Difference between revisions of "Petition against Jacob Epstein's Rima"
From The Arthur Conan Doyle Encyclopedia
|Line 2:||Line 2:|
[[File:1925-jacob-epstein-rima.jpg|thumb||center|"Rima" by Jacob Epstein, in Hyde's Park, London.]]
Latest revision as of 14:25, 9 March 2022
In 1925, "Rima", a bas-relief carved by Sir Jacob Epstein was installed in Hyde's Park, London. This modern art sculpture caused a great controversy regarding its nudity. Arthur Conan Doyle signed a petition with other noted persons to remove this "artistic anarchy."

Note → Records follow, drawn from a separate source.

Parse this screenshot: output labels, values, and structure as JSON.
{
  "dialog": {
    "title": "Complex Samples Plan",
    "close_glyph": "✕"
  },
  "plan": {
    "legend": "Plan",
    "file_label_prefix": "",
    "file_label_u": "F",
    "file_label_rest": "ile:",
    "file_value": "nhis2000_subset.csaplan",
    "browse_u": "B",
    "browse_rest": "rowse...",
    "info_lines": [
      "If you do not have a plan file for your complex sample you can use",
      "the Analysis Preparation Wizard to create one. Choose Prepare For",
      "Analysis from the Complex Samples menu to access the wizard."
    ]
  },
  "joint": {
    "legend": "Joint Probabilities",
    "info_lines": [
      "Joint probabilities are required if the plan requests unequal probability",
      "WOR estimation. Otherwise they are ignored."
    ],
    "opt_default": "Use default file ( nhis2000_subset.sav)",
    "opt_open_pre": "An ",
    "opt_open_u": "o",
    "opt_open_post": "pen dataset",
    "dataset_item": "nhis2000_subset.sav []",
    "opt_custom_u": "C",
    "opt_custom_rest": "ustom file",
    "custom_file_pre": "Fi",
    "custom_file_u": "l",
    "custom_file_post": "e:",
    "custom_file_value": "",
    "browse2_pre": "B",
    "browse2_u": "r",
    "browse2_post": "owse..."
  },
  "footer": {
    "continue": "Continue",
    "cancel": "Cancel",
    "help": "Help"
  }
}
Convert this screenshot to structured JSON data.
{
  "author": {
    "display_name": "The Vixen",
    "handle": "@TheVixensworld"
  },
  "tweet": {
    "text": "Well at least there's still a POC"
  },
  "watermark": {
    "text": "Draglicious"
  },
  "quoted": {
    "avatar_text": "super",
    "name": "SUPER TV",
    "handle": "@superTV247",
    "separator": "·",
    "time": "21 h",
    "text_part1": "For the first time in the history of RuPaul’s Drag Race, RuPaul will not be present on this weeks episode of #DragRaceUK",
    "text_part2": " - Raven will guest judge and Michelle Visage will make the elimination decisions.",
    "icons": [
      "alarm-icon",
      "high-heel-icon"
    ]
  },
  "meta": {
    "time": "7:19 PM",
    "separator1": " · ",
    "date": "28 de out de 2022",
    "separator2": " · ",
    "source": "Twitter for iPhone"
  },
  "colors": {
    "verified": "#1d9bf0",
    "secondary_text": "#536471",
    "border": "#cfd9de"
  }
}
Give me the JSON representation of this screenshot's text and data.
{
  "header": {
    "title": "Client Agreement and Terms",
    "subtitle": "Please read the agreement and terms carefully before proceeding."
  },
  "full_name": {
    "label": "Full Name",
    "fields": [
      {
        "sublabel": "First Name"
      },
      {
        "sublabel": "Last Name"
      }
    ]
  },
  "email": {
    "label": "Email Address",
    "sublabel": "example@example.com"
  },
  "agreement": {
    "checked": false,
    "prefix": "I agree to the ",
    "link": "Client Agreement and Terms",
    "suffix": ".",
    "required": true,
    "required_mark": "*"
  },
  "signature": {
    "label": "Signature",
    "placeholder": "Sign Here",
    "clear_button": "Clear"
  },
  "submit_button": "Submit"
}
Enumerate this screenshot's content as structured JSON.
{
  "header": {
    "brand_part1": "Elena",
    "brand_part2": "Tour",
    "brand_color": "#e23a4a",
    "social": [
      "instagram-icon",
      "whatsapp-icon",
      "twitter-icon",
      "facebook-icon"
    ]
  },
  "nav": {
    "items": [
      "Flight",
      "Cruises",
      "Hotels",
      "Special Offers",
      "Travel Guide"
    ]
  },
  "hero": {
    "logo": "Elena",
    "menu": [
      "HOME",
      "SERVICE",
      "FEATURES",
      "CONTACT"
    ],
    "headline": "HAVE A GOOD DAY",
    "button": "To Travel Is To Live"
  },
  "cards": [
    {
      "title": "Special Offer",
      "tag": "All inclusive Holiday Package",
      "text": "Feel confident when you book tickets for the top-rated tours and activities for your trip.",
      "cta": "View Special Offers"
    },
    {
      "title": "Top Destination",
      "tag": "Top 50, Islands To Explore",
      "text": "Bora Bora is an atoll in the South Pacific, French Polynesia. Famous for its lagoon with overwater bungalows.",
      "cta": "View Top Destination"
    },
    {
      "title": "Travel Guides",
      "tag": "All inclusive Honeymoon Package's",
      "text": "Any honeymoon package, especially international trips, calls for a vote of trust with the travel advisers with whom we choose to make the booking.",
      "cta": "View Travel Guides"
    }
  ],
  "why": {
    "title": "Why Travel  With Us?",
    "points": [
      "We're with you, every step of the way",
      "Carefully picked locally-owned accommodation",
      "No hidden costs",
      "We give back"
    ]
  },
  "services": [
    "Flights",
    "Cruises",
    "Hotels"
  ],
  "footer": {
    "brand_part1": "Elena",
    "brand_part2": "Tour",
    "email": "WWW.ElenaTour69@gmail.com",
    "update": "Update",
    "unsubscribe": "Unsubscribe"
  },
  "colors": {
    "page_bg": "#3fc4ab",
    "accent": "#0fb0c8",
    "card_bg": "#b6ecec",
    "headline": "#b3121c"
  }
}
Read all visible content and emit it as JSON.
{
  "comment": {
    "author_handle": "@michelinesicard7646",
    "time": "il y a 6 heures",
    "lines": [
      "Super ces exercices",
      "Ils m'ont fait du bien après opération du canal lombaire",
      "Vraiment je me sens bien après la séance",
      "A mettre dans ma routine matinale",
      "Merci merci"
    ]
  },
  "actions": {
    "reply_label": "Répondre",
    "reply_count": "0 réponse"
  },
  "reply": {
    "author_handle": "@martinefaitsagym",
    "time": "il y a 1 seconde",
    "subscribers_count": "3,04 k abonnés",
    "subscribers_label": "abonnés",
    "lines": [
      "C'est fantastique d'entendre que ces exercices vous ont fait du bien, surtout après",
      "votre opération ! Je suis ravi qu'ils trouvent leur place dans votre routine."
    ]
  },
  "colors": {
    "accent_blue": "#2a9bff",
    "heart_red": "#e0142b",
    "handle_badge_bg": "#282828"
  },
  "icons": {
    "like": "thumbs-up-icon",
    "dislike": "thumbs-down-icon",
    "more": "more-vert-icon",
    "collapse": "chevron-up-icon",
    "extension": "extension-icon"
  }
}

The Hudson Memorial Bird Sanctuary is a carved stone memorial commemorating the 19th century writer and naturalist, William Hudson. He helped to establish the Royal Society for the Protection of Birds and campaigned for wild areas in parks, at a time when they were always neat and tidy. The carving represents Rima, the child goddess of nature who featured in Hudson's novel Green Mansions, published in 1904. Today, this area is a refuge for smaller birds, such as robin, tits, blackbird, wren and goldcrest.
In his autobiography "Let There Be Sculpture" (1940), Jacob Epstein himself described the controversy in his book, and especially the petition:
A letter demanding the removal of the memorial with as little delay as possible appeared in the Morning Post [november 1924], signed by a number of noted persons, including Lady Frances Balfour, Hilaire Belloc, E. F. Benson, the Hon. Stephen Coleridge, the Hon. John Collier, Sir Arthur Conan Doyle, Sir Frank Dicksee, President of the Royal Academy; Sir Philip Burne-Jones, Sir Edwin Ray Lankester, Sir David Murray, R.A., Alfred J. Munnings, R.A., Sir Bernard Partridge, Sir Johnston Forbes-Robertson, Her Highness the Ranee Margaret of Sarawak and H. Avray Tipping.
This manifesto declared that Epstein's design was "by universal consent so inappropriate and even repellent that the most fitting course open to the authorities would be to have it removed bodily. It would be a reproach to all concerned if future generations were allowed to imagine that this piece of artistic anarchy in any way reflected the true spirit of the age."